    If this isn’t being taught in an academic environment, it can still be taught during athletics (and, of course, for things like chess, too). So maybe this is the answer: If it isn’t taught in school, it can still be taught on the playing fields.

    -Mark Roulo

  21. Someone recently cast upon the internet an essay arguing that “I don’t know” is far more often the correct answer than we care to admit. My memory fails, so you get no link.

    (Ben): “I hate grades. Give the kids end-of-course exams and see if they learned what they were supposed to. If not, have them repeat. So much wasted time and energy talking about grades.”

    I considered grading the least pleasant aspect of classroom teaching. Seems to me we grade students more to demonstrate to administrators, politicians, and taxpayers that we are doing our job than for any effect on students. In that case, however, it’s a clear conflict of interest for teachers to grade their own students. Ambrise Bierce (or was it Mark Twain) said the teacher is the only student who grades his own exams.
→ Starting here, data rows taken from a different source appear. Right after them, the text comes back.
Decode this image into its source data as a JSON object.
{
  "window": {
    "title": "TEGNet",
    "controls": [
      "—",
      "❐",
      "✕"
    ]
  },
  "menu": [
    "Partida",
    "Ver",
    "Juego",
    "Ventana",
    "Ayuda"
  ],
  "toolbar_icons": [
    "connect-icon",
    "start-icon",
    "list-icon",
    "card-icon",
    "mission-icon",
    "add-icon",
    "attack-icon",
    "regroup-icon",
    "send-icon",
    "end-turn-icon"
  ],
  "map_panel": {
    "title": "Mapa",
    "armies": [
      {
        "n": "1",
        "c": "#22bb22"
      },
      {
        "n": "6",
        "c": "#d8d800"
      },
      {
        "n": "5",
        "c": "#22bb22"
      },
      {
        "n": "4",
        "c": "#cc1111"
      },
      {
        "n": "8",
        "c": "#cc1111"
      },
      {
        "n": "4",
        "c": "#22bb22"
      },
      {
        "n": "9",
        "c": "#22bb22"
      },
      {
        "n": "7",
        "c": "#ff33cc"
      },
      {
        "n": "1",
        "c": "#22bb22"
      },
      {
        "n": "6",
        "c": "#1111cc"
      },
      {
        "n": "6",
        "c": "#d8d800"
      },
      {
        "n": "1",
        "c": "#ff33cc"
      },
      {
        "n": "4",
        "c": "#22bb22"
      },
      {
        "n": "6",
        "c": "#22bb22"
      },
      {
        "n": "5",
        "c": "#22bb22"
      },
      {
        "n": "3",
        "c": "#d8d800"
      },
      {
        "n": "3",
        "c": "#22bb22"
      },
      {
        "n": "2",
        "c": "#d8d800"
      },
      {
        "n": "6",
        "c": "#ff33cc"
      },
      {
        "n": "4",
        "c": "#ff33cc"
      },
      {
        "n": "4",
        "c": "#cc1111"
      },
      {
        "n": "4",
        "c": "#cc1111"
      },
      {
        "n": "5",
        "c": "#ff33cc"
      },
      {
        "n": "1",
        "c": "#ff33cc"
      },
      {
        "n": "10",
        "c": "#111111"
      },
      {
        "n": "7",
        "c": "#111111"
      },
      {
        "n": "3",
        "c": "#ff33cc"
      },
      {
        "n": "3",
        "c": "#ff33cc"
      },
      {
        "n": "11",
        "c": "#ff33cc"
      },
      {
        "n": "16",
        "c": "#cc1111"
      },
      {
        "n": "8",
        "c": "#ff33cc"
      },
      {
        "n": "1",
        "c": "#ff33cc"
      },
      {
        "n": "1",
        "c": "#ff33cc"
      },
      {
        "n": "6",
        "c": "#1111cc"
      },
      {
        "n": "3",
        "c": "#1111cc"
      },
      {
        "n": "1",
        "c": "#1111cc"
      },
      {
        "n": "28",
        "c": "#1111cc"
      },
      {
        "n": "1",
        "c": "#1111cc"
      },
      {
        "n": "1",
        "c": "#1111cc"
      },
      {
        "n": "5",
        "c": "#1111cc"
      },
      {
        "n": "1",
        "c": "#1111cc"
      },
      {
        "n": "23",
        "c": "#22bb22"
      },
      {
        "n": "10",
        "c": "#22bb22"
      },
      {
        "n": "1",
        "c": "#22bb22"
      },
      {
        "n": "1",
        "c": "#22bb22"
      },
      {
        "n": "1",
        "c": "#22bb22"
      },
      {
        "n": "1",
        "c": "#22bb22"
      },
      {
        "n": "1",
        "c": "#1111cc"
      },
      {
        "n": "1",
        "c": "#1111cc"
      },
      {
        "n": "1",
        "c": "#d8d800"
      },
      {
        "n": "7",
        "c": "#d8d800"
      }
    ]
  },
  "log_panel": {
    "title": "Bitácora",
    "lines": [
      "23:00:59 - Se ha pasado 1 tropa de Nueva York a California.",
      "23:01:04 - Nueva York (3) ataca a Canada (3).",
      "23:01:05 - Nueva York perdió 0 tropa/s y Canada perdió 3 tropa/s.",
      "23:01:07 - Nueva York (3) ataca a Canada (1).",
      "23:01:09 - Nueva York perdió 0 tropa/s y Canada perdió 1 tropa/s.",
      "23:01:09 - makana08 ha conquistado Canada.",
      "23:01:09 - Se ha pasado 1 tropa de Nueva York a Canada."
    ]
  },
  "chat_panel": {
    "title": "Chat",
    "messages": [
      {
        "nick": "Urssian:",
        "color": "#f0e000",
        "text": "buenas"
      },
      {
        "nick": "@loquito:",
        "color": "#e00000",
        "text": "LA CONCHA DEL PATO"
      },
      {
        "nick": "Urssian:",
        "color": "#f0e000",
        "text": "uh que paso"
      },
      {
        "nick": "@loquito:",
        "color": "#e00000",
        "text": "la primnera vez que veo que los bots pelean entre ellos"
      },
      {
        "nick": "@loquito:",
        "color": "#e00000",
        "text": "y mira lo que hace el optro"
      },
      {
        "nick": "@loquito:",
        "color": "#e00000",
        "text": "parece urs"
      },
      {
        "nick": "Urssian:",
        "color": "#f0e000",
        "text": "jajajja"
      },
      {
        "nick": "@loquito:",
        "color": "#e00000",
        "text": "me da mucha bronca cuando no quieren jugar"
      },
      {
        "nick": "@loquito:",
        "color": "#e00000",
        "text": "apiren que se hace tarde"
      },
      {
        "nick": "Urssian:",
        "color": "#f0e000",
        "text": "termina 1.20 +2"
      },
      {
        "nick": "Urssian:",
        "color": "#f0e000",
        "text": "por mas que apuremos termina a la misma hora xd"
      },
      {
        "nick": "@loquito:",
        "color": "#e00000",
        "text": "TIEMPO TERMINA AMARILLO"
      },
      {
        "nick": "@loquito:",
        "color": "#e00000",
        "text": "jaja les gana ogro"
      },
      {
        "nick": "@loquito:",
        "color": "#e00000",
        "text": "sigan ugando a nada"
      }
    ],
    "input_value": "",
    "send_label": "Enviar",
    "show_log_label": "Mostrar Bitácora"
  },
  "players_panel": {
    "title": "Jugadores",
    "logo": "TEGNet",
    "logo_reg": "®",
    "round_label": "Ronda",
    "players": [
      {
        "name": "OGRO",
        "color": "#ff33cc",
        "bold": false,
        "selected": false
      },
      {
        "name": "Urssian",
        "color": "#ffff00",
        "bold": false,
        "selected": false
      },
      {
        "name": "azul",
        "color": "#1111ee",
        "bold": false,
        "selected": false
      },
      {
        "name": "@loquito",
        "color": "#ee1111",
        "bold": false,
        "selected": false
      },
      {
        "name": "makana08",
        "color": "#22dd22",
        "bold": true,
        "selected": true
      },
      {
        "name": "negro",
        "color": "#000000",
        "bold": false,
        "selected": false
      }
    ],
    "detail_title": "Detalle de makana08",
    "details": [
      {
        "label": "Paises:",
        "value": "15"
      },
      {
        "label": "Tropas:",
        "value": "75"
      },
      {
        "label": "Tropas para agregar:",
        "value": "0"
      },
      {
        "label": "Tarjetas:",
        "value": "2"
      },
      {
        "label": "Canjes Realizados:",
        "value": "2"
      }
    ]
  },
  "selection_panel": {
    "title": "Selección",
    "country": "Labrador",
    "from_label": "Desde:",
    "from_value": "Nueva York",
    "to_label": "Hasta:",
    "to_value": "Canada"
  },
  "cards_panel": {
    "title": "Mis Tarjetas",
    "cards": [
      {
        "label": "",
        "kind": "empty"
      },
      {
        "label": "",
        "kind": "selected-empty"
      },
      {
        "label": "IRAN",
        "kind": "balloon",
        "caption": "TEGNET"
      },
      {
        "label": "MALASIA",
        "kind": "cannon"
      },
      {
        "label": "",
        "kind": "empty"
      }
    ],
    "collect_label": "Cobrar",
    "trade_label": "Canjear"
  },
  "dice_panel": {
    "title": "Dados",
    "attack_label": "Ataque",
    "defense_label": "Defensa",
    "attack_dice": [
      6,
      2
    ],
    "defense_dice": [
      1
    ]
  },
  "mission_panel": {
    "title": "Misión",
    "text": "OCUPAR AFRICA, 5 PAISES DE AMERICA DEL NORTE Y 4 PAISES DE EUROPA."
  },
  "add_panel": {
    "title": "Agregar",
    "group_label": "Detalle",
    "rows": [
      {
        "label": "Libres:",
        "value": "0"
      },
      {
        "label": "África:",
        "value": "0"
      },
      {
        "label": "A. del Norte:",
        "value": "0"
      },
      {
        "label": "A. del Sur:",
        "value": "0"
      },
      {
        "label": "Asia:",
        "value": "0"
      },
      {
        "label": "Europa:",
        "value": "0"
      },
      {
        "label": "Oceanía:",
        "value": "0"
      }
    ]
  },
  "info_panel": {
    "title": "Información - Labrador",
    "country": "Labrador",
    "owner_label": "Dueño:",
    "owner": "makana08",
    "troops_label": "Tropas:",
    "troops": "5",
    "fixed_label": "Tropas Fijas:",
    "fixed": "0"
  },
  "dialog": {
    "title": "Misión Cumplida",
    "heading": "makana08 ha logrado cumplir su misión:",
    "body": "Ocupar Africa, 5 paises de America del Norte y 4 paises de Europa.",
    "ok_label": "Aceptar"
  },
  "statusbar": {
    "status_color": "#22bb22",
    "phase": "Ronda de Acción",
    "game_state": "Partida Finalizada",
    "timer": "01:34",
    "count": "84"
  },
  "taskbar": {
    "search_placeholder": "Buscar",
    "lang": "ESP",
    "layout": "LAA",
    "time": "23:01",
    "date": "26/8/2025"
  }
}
    “End of course” makes sense, if the only purpose of the grade is to inform future readers of the transcript. If one purpose of grading is motivation, the issue gets complicated. Emotionally secure students can fail repeatedly and keep plugging away. Repeated failure can damage emotionally insecure students, while small successes can enhance confidence, and heal.

    One problem with a single end-of-term exam is we are all pretty good at lying to ourselves, and students will study “later” but later never arrives. One compromise strategy between the end-of-term exam (with failure) strategy and the no-grades+self-paced curriculum strategy that I tried in my pre-Alg and Alg I classes was to use the “play” in the meaning of “course”. I broke the entire course of instruction into two-week blocks. If I see students four times per week in one-hour classes, I would give a quiz after three days of class. Anyone who got a B or better after the first week of any two-week block got a pass to the library or his favorite teacher’s class for the next week, since we were going to cover the same material again. Anyone who missed the first quiz got a zero. Anyone who missed both end-of-the-week quizzes had the option to try again after school. The grade for any block was the better of the two weekly quizzes in that block. The end-of-quarter grade was a sum of the best end-of-the-block quizzes and the better of two end-of-quarter tests. This strategy is very forgiving and simultaneously very clear and rigid, so students know what they have to do. It provides gentle, incremental feedback to students and to me.

    I don’t see how Science, English, or History teachers could use this strategy, though.

  22. Mike Curtis says:

    As soon as you let students know that they can “do over” to raise their grades, you’ll have condemned your classroom to inattention to lessons and double testing. Knowing that no matter what happens, your students will be allowed a second chance, makes your assessment a pretest or study guide; nullifying any reason to pay attention to the lessons. Teachers condemn themselves to being ignored.

    Fear of failure is much more of a motivator to learning unpopular material than removing the responsibility to learn from the student.

  23. Mike,

    We disagree. Ever hear of “beginners slopes” for skiers? How ’bout finger exercises for piano students? People normally pick the level of challenge that they find comfortable. Competence is motivating. On balance, fear degrades motivation.

    Note that my system was forgiving up to a point, and then was quite rigid. I based grades on test performance in class. I did not grade participation, homework (I don’t know who really does it, anyway), classroom behavior, attendance, or anything but performance on the tests. This saves work and reduces ambiguity in students’ minds.

    You may be right. As usual, “What works?” is an empirical question which only an experiment can answer. In public policy this means a decentralized (fedreal) system of government agencies or a compeitive market in goods and services.